▸ About this exercise
What is needed is a faithful copy of all the entries, with no pictures in it.

▸ Data in this exercise
-- Opening Marker --

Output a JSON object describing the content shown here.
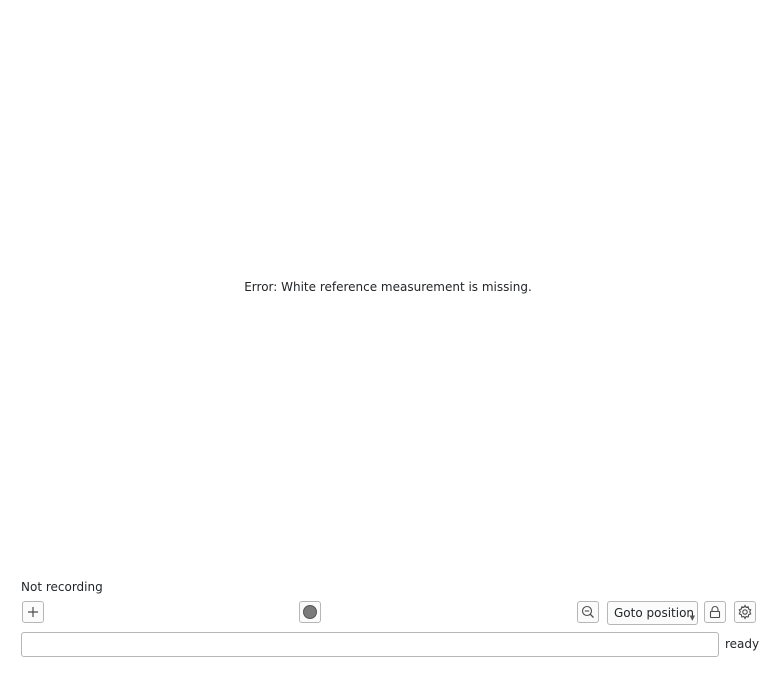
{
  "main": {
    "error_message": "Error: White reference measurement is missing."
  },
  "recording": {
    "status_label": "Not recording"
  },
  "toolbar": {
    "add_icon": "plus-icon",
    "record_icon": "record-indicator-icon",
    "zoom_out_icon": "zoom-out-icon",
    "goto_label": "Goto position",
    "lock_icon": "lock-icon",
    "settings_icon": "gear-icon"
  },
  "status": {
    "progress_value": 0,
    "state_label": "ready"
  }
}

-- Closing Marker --

▸ Answer to this exercise
Output a JSON object describing the content shown here.
{
  "main": {
    "error_message": "Error: White reference measurement is missing."
  },
  "recording": {
    "status_label": "Not recording"
  },
  "toolbar": {
    "add_icon": "plus-icon",
    "record_icon": "record-indicator-icon",
    "zoom_out_icon": "zoom-out-icon",
    "goto_label": "Goto position",
    "lock_icon": "lock-icon",
    "settings_icon": "gear-icon"
  },
  "status": {
    "progress_value": 0,
    "state_label": "ready"
  }
}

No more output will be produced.